I was in the company of some friends who had all run a half before, and a few of them ran the Mannheim half last year.  It was comforting to be with some race veterans. I made one last pit stop around 6pm and next thing I know we were pushing our way through the crowd to get to our starting block.
Just before the race started I realized my headphones were not working.  Well, maybe that was operator error not faulty headphones.

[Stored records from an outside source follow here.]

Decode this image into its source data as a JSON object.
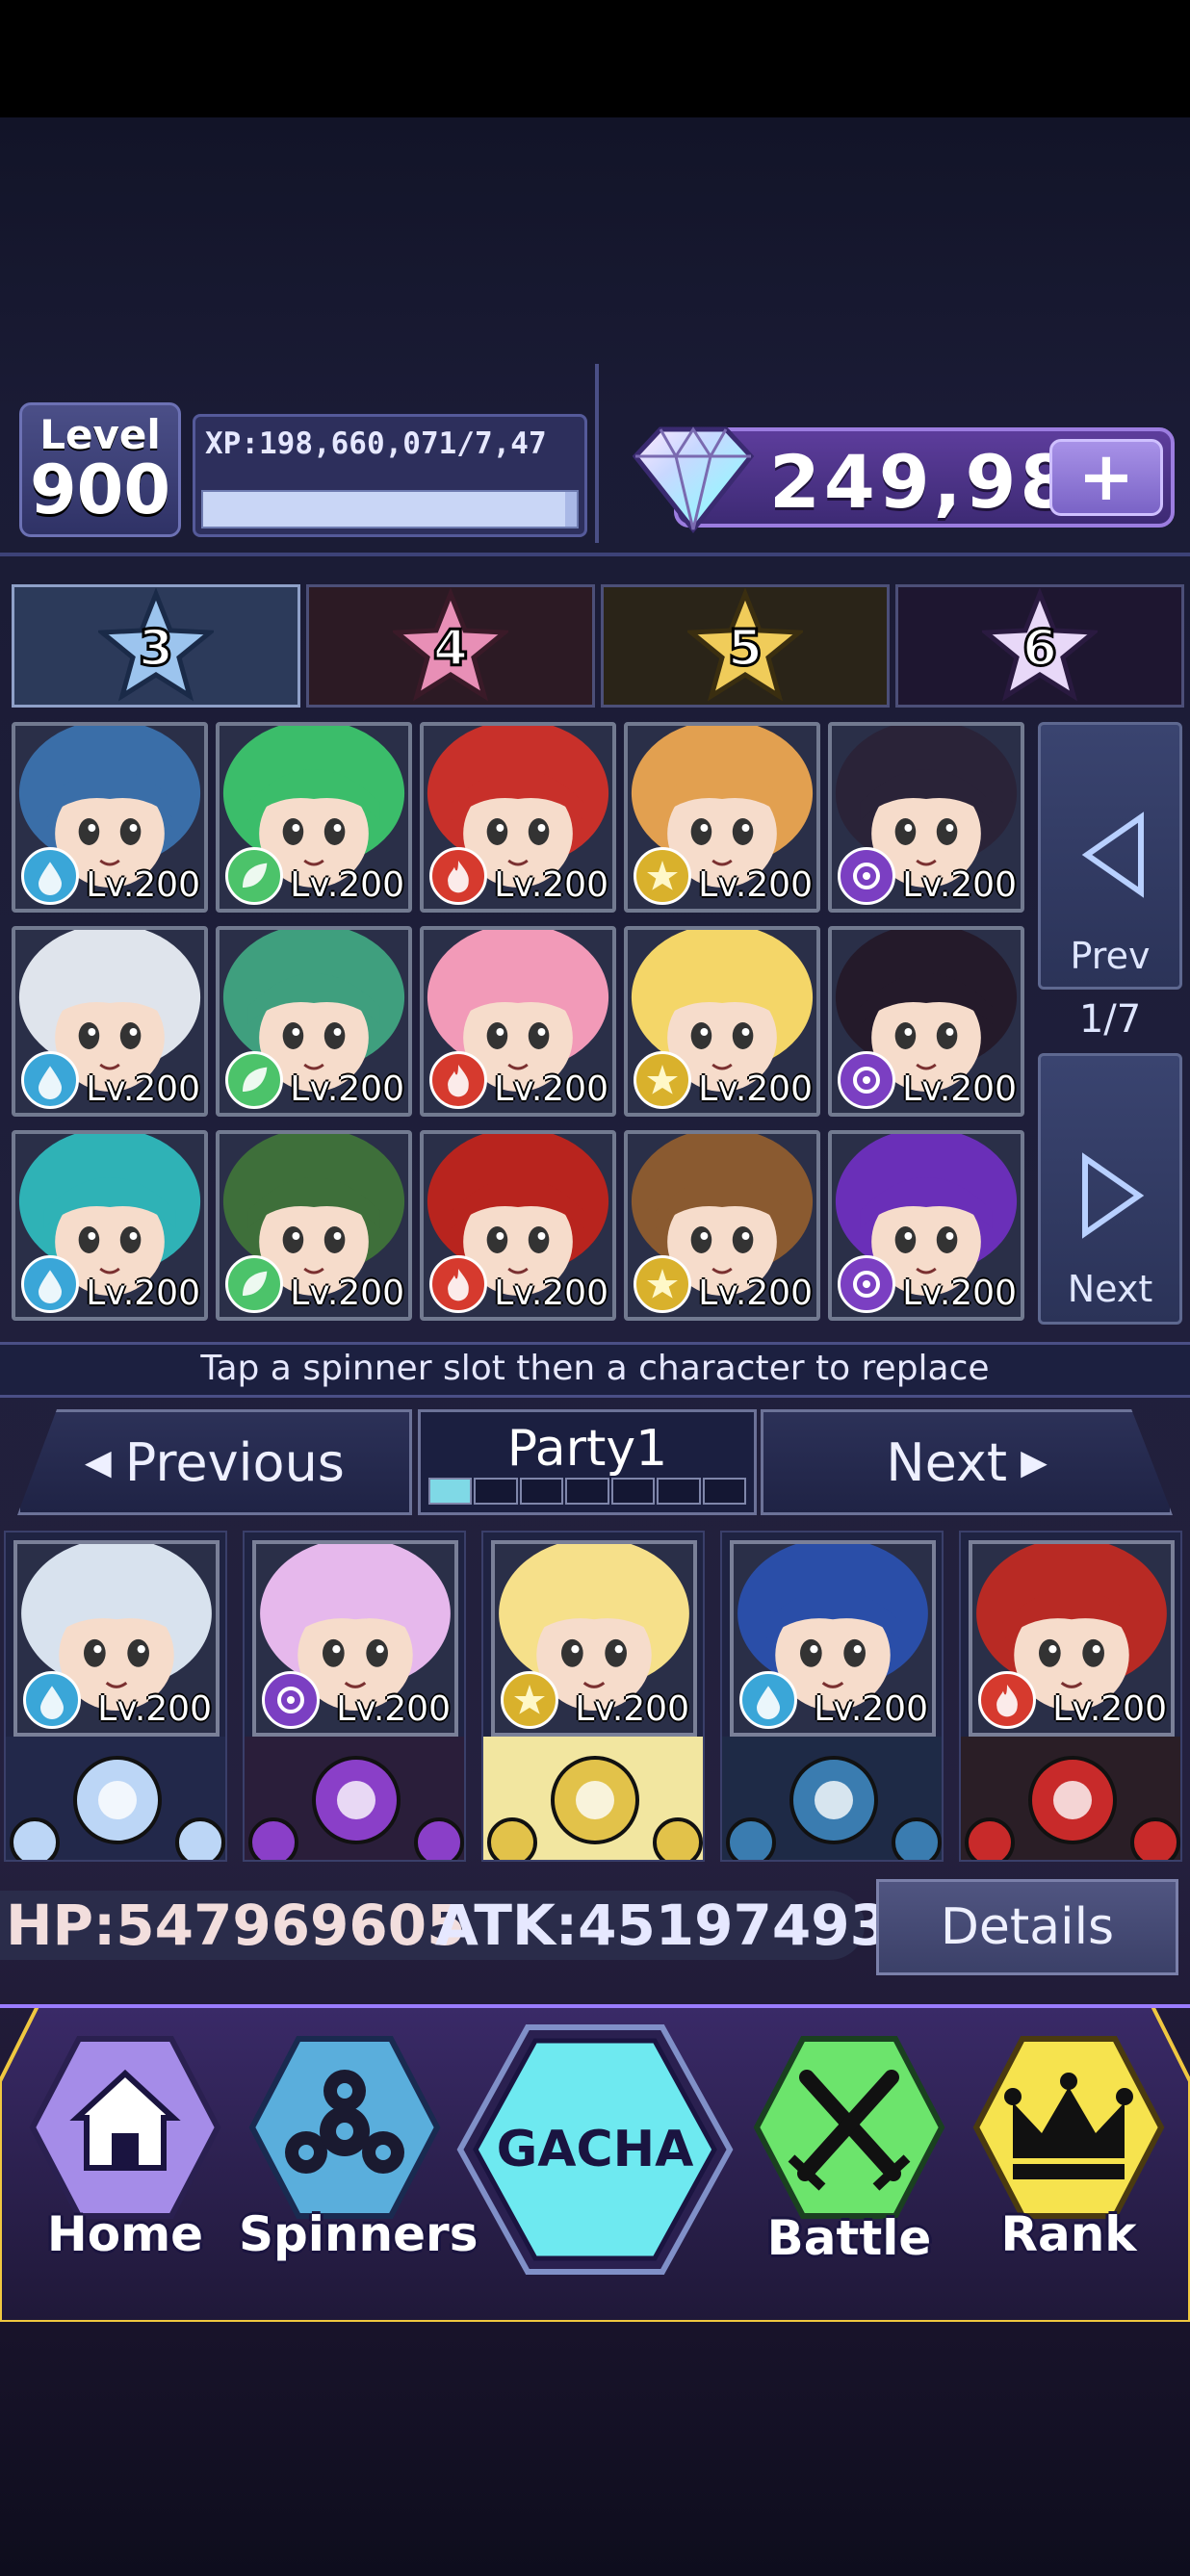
{
  "header": {
    "level_label": "Level",
    "level_value": "900",
    "xp_text": "XP:198,660,071/7,47",
    "xp_progress": 0.97,
    "gems": "249,98",
    "plus_label": "+"
  },
  "rarity_tabs": [
    "3",
    "4",
    "5",
    "6"
  ],
  "roster": {
    "level_label": "Lv.200",
    "prev_label": "Prev",
    "next_label": "Next",
    "page_indicator": "1/7",
    "elements": [
      "water",
      "leaf",
      "fire",
      "light",
      "dark"
    ]
  },
  "hint": "Tap a spinner slot then a character to replace",
  "party": {
    "prev_label": "Previous",
    "next_label": "Next",
    "name": "Party1",
    "active_page": 1,
    "total_pages": 7,
    "level_label": "Lv.200"
  },
  "stats": {
    "hp": "HP:547969605",
    "atk": "ATK:45197493",
    "details_label": "Details"
  },
  "nav": {
    "home": "Home",
    "spinners": "Spinners",
    "gacha": "GACHA",
    "battle": "Battle",
    "rank": "Rank"
  },
  "colors": {
    "water": "#3aa6d8",
    "leaf": "#4cc36a",
    "fire": "#d63a2e",
    "light": "#d9b12c",
    "dark": "#7b3fc2",
    "gacha": "#6ee9f0"
  }
}
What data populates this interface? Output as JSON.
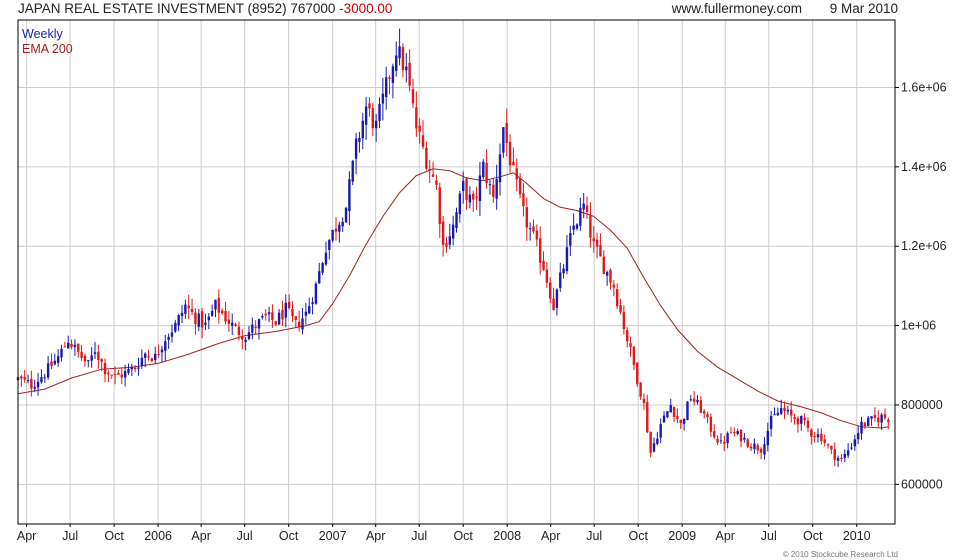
{
  "header": {
    "title": "JAPAN REAL ESTATE INVESTMENT (8952) 767000",
    "change": "-3000.00",
    "site": "www.fullermoney.com",
    "date": "9 Mar 2010"
  },
  "legend": {
    "items": [
      "Weekly",
      "EMA 200"
    ]
  },
  "copyright": "© 2010 Stockcube Research Ltd",
  "colors": {
    "up": "#1a1aaa",
    "down": "#e01818",
    "ema": "#a02020",
    "grid": "#cccccc",
    "frame": "#000000"
  },
  "chart_data": {
    "type": "candlestick",
    "frequency": "weekly",
    "y_ticks": [
      600000,
      800000,
      1000000,
      1200000,
      1400000,
      1600000
    ],
    "y_tick_labels": [
      "600000",
      "800000",
      "1e+06",
      "1.2e+06",
      "1.4e+06",
      "1.6e+06"
    ],
    "ylim": [
      500000,
      1770000
    ],
    "x_ticks": [
      "2005-04",
      "2005-07",
      "2005-10",
      "2006-01",
      "2006-04",
      "2006-07",
      "2006-10",
      "2007-01",
      "2007-04",
      "2007-07",
      "2007-10",
      "2008-01",
      "2008-04",
      "2008-07",
      "2008-10",
      "2009-01",
      "2009-04",
      "2009-07",
      "2009-10",
      "2010-01"
    ],
    "x_tick_labels": [
      "Apr",
      "Jul",
      "Oct",
      "2006",
      "Apr",
      "Jul",
      "Oct",
      "2007",
      "Apr",
      "Jul",
      "Oct",
      "2008",
      "Apr",
      "Jul",
      "Oct",
      "2009",
      "Apr",
      "Jul",
      "Oct",
      "2010"
    ],
    "xlim": [
      "2005-03-14",
      "2010-03-22"
    ],
    "series": [
      {
        "name": "Weekly",
        "kind": "close",
        "points": [
          [
            "2005-03-14",
            865000
          ],
          [
            "2005-04-11",
            850000
          ],
          [
            "2005-05-09",
            880000
          ],
          [
            "2005-06-06",
            920000
          ],
          [
            "2005-06-27",
            965000
          ],
          [
            "2005-07-18",
            930000
          ],
          [
            "2005-08-08",
            900000
          ],
          [
            "2005-08-22",
            940000
          ],
          [
            "2005-09-12",
            890000
          ],
          [
            "2005-10-03",
            870000
          ],
          [
            "2005-10-24",
            880000
          ],
          [
            "2005-11-14",
            895000
          ],
          [
            "2005-12-05",
            930000
          ],
          [
            "2005-12-26",
            920000
          ],
          [
            "2006-01-16",
            970000
          ],
          [
            "2006-02-06",
            1000000
          ],
          [
            "2006-02-27",
            1050000
          ],
          [
            "2006-03-20",
            1020000
          ],
          [
            "2006-04-10",
            1000000
          ],
          [
            "2006-05-01",
            1050000
          ],
          [
            "2006-05-22",
            1020000
          ],
          [
            "2006-06-12",
            990000
          ],
          [
            "2006-07-03",
            975000
          ],
          [
            "2006-07-24",
            1000000
          ],
          [
            "2006-08-14",
            1020000
          ],
          [
            "2006-09-04",
            1010000
          ],
          [
            "2006-09-25",
            1040000
          ],
          [
            "2006-10-16",
            1000000
          ],
          [
            "2006-11-06",
            1030000
          ],
          [
            "2006-11-27",
            1100000
          ],
          [
            "2006-12-18",
            1200000
          ],
          [
            "2007-01-08",
            1250000
          ],
          [
            "2007-01-29",
            1300000
          ],
          [
            "2007-02-19",
            1450000
          ],
          [
            "2007-03-12",
            1550000
          ],
          [
            "2007-04-02",
            1500000
          ],
          [
            "2007-04-23",
            1600000
          ],
          [
            "2007-05-14",
            1700000
          ],
          [
            "2007-06-04",
            1640000
          ],
          [
            "2007-06-25",
            1500000
          ],
          [
            "2007-07-16",
            1420000
          ],
          [
            "2007-08-06",
            1350000
          ],
          [
            "2007-08-20",
            1200000
          ],
          [
            "2007-09-10",
            1250000
          ],
          [
            "2007-10-01",
            1350000
          ],
          [
            "2007-10-22",
            1300000
          ],
          [
            "2007-11-12",
            1400000
          ],
          [
            "2007-12-03",
            1320000
          ],
          [
            "2007-12-24",
            1500000
          ],
          [
            "2008-01-14",
            1380000
          ],
          [
            "2008-02-04",
            1280000
          ],
          [
            "2008-02-25",
            1220000
          ],
          [
            "2008-03-17",
            1150000
          ],
          [
            "2008-04-07",
            1050000
          ],
          [
            "2008-04-28",
            1150000
          ],
          [
            "2008-05-19",
            1250000
          ],
          [
            "2008-06-09",
            1300000
          ],
          [
            "2008-06-30",
            1200000
          ],
          [
            "2008-07-21",
            1150000
          ],
          [
            "2008-08-11",
            1100000
          ],
          [
            "2008-09-01",
            1000000
          ],
          [
            "2008-09-22",
            900000
          ],
          [
            "2008-10-13",
            800000
          ],
          [
            "2008-10-27",
            680000
          ],
          [
            "2008-11-17",
            750000
          ],
          [
            "2008-12-08",
            800000
          ],
          [
            "2008-12-29",
            750000
          ],
          [
            "2009-01-19",
            820000
          ],
          [
            "2009-02-09",
            790000
          ],
          [
            "2009-03-02",
            740000
          ],
          [
            "2009-03-23",
            700000
          ],
          [
            "2009-04-13",
            730000
          ],
          [
            "2009-05-04",
            720000
          ],
          [
            "2009-05-25",
            700000
          ],
          [
            "2009-06-15",
            690000
          ],
          [
            "2009-07-06",
            760000
          ],
          [
            "2009-07-27",
            790000
          ],
          [
            "2009-08-17",
            770000
          ],
          [
            "2009-09-07",
            760000
          ],
          [
            "2009-09-28",
            730000
          ],
          [
            "2009-10-19",
            720000
          ],
          [
            "2009-11-09",
            680000
          ],
          [
            "2009-11-30",
            660000
          ],
          [
            "2009-12-21",
            700000
          ],
          [
            "2010-01-11",
            750000
          ],
          [
            "2010-02-01",
            760000
          ],
          [
            "2010-02-22",
            770000
          ],
          [
            "2010-03-08",
            767000
          ]
        ]
      },
      {
        "name": "EMA 200",
        "kind": "line",
        "points": [
          [
            "2005-03-14",
            828000
          ],
          [
            "2005-05-09",
            840000
          ],
          [
            "2005-07-04",
            868000
          ],
          [
            "2005-09-05",
            890000
          ],
          [
            "2005-11-07",
            895000
          ],
          [
            "2006-01-02",
            905000
          ],
          [
            "2006-03-06",
            928000
          ],
          [
            "2006-05-08",
            955000
          ],
          [
            "2006-07-03",
            975000
          ],
          [
            "2006-09-04",
            985000
          ],
          [
            "2006-11-06",
            1000000
          ],
          [
            "2006-12-04",
            1010000
          ],
          [
            "2007-01-01",
            1055000
          ],
          [
            "2007-02-05",
            1125000
          ],
          [
            "2007-03-12",
            1205000
          ],
          [
            "2007-04-16",
            1275000
          ],
          [
            "2007-05-21",
            1335000
          ],
          [
            "2007-06-25",
            1378000
          ],
          [
            "2007-07-30",
            1395000
          ],
          [
            "2007-09-03",
            1390000
          ],
          [
            "2007-10-08",
            1372000
          ],
          [
            "2007-11-12",
            1365000
          ],
          [
            "2007-12-17",
            1375000
          ],
          [
            "2008-01-14",
            1385000
          ],
          [
            "2008-02-11",
            1358000
          ],
          [
            "2008-03-17",
            1320000
          ],
          [
            "2008-04-21",
            1298000
          ],
          [
            "2008-05-26",
            1290000
          ],
          [
            "2008-06-30",
            1275000
          ],
          [
            "2008-08-04",
            1240000
          ],
          [
            "2008-09-08",
            1195000
          ],
          [
            "2008-10-13",
            1120000
          ],
          [
            "2008-11-17",
            1050000
          ],
          [
            "2008-12-22",
            990000
          ],
          [
            "2009-02-02",
            935000
          ],
          [
            "2009-03-16",
            895000
          ],
          [
            "2009-04-27",
            865000
          ],
          [
            "2009-06-08",
            835000
          ],
          [
            "2009-07-20",
            810000
          ],
          [
            "2009-09-07",
            795000
          ],
          [
            "2009-10-19",
            780000
          ],
          [
            "2009-11-30",
            760000
          ],
          [
            "2010-01-11",
            745000
          ],
          [
            "2010-02-22",
            742000
          ],
          [
            "2010-03-08",
            745000
          ]
        ]
      }
    ]
  }
}
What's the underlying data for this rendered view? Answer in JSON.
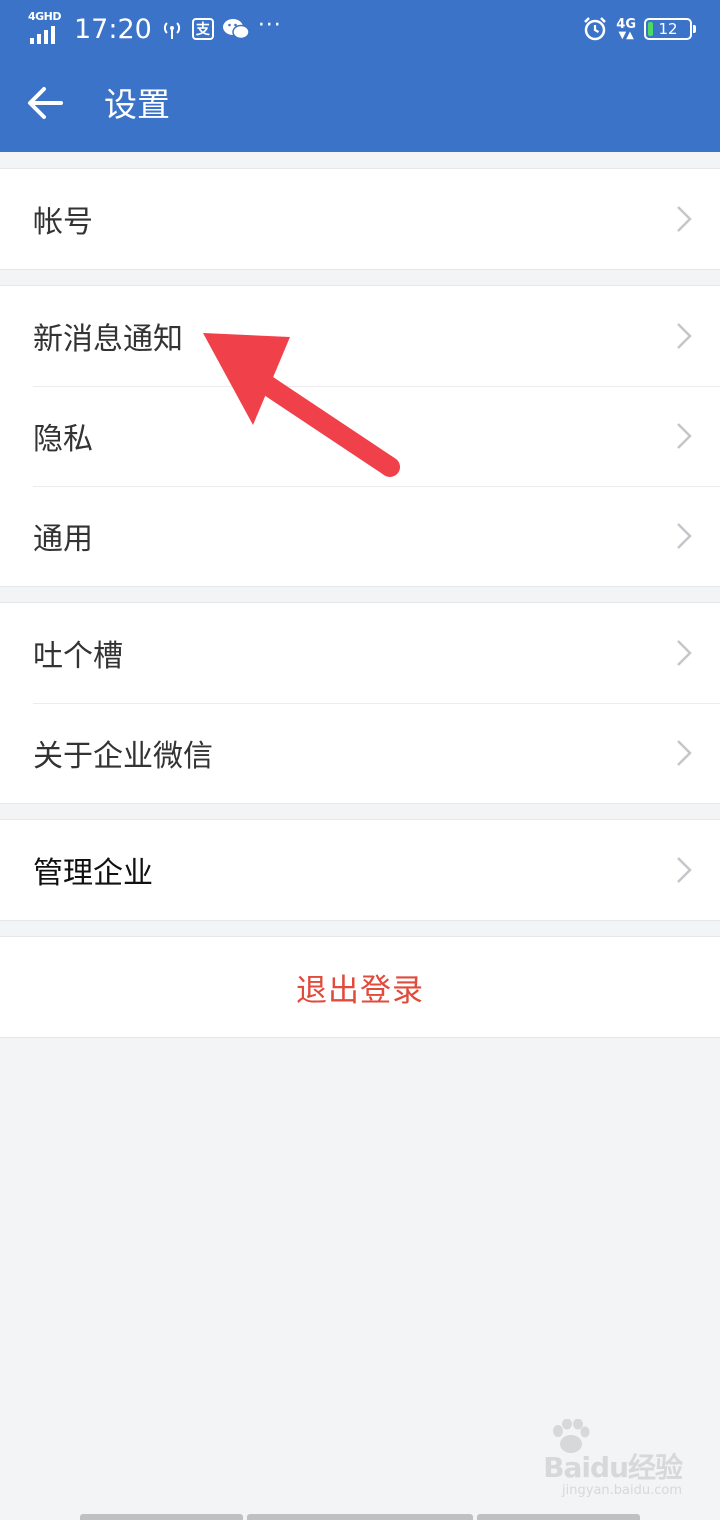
{
  "statusbar": {
    "network_type": "4GHD",
    "time": "17:20",
    "alipay_glyph": "支",
    "more_dots": "···",
    "net_label": "4G",
    "battery_level": "12",
    "battery_fraction": 0.12
  },
  "header": {
    "title": "设置",
    "background": "#3b73c8"
  },
  "groups": [
    {
      "items": [
        {
          "label": "帐号"
        }
      ]
    },
    {
      "items": [
        {
          "label": "新消息通知"
        },
        {
          "label": "隐私"
        },
        {
          "label": "通用"
        }
      ]
    },
    {
      "items": [
        {
          "label": "吐个槽"
        },
        {
          "label": "关于企业微信"
        }
      ]
    },
    {
      "items": [
        {
          "label": "管理企业"
        }
      ]
    }
  ],
  "logout": {
    "label": "退出登录",
    "color": "#e04b3c"
  },
  "annotation": {
    "color": "#f0414b",
    "icon": "red-pointer-arrow-icon"
  },
  "watermark": {
    "main": "Baidu经验",
    "sub": "jingyan.baidu.com"
  }
}
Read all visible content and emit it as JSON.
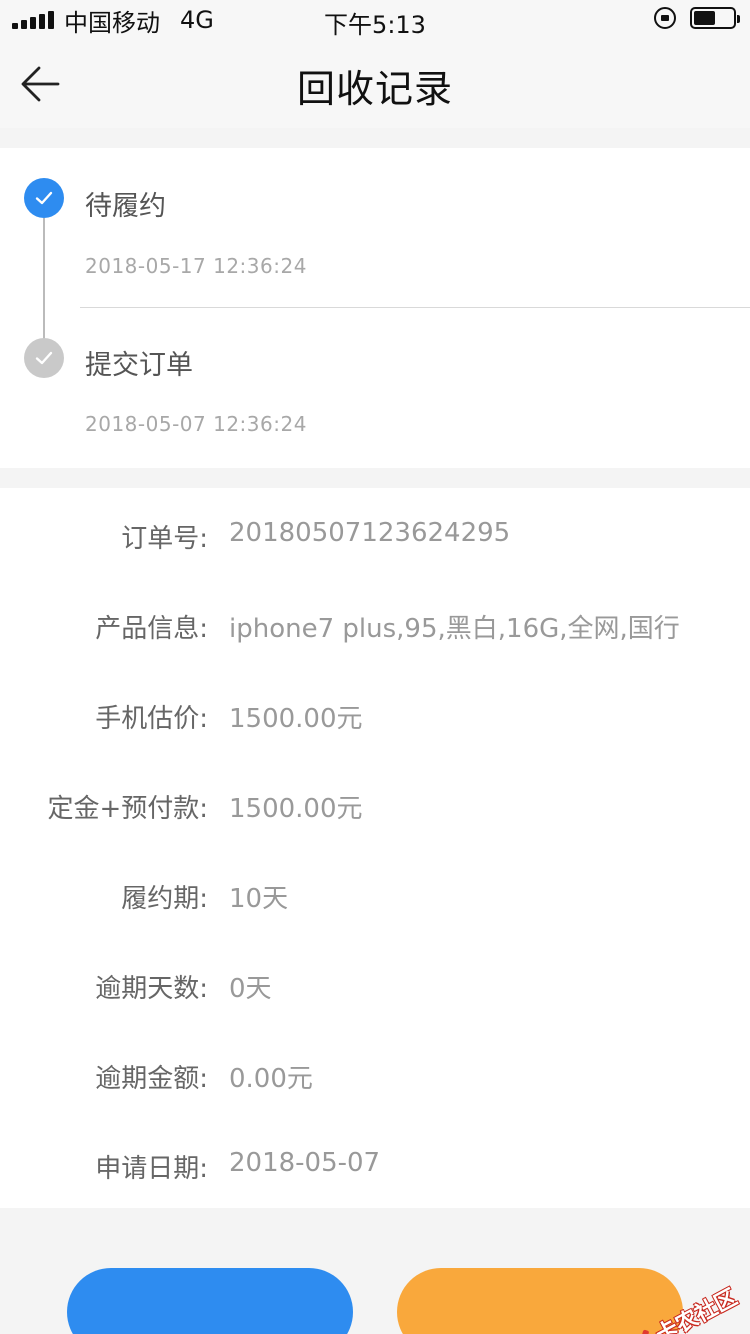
{
  "status_bar": {
    "carrier": "中国移动",
    "network": "4G",
    "time": "下午5:13"
  },
  "nav": {
    "title": "回收记录",
    "back_icon": "arrow-left-icon"
  },
  "timeline": [
    {
      "title": "待履约",
      "time": "2018-05-17 12:36:24",
      "state": "active",
      "icon": "check-icon"
    },
    {
      "title": "提交订单",
      "time": "2018-05-07 12:36:24",
      "state": "done",
      "icon": "check-icon"
    }
  ],
  "details": [
    {
      "label": "订单号:",
      "value": "20180507123624295"
    },
    {
      "label": "产品信息:",
      "value": "iphone7 plus,95,黑白,16G,全网,国行"
    },
    {
      "label": "手机估价:",
      "value": "1500.00元"
    },
    {
      "label": "定金+预付款:",
      "value": "1500.00元"
    },
    {
      "label": "履约期:",
      "value": "10天"
    },
    {
      "label": "逾期天数:",
      "value": "0天"
    },
    {
      "label": "逾期金额:",
      "value": "0.00元"
    },
    {
      "label": "申请日期:",
      "value": "2018-05-07"
    }
  ],
  "buttons": {
    "left_label": "",
    "right_label": ""
  },
  "watermark": {
    "text": "卡农社区"
  },
  "colors": {
    "accent_blue": "#2e8cf0",
    "accent_orange": "#f9a83c",
    "watermark_red": "#e03a2f"
  }
}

They are Matt's fancy schmancy headphones and even though he gave me two tutorials on using them, as the countdown to start began I couldn't get them working.  I decided to give up the technical battle and tossed them to Matt as I passed him at the start.  I took one last deep breath and settled into the idea that I was running without music.
The race start was hectic.  There were so many people trying to funnel out of the to pick up the pace.  This was all new to me.  I have never participated in a race before, so this idea of jockeying for position and really just staking a claim to the asphalt your feet were running on was a challenge.  
My friend Allison and I run a similar pace so we aimed to stay together, unless one of us felt a burst of energy and wanted to haul.   Neither of us did!  I'm so glad we were able to stay together because in the moments of weakness, when I thought about slowing down, I knew I didn't want to lose her, and I kept going.
I got a cramp by the second kilometer and started to panic.  I just kept telling myself to keep going and it would eventually go away.  Thankfully, it did.  After the second water station I drank too much water and my stomach actually started to hurt from all the slish-sloshing going on in there.  At this point I actually asked God to help my body absorb that water so I didn't have to stop at a toi toi.  The things you pray for in a half....
Since I didn't have headphones or any music to occupy my thoughts I was left to watch and listen to my environment.  As I ran along in this crowd of thousands I was shocked by how quiet it was.  The quiet shuffling of feet was the only sound in some areas of the race.  When there was noise it was the joyous excitement of fans.  The fans were awesome.  As we ran through a small village it seemed as though the entire town was on the street.  Kids were lining the route with their hands out hoping to catch a high-five. Elderly people were sitting in chairs, families were hanging out their window, and there was a lot of cheering.  A very sweet blessing of my technical problem with my headphones was that I could hear all this cheering.  Our names were on our race bib and as I ran past crowds I heard people calling my name (which sounds much cooler when pronounced by Germans) and cheering me on.  "Laufen Laufen Laufen Clarissa".  The first time I heard my name, I got a little choked up.  It was so encouraging to hear people, even if they were strangers, cheering me on.
The last 4 kilometers were really tough.  I knew where the finish line was and it seemed so far away.  It was the hardest part of the race.  Out of the blue I heard some familiar voices to my left and there I saw Matt, the boys, Tom, Mika, and their kids.  They were yelling for me and I heard Tom say "you are almost done!"  The boys ran along side me for a few minutes and I felt my feet quicken beneath me.  Almost done!  The next kilometer felt so long but when I finally got a glimpse of the finish line, I sprinted to the end and celebrated a 2:18 time with Allison.  We did it.
Hebrews 12:1 states "Therefore since we are surrounded by such a great cloud of witnesses, let us throw off everything that hinders and the sin that so easily entangles. And let us run with perseverance the race marked out for us".  When things were tough, it was the cloud of witnesses, the fans, the cheering that helped push me on in my race.  When I took off my headphones, I heard my cloud of witnesses.  I realized that people were cheering for me!  I encourage you friends to listen to your cheering fans, and to be in a cloud of witnesses for those you love and for those you don't even know.  Cheer on each other to finish the race you are in.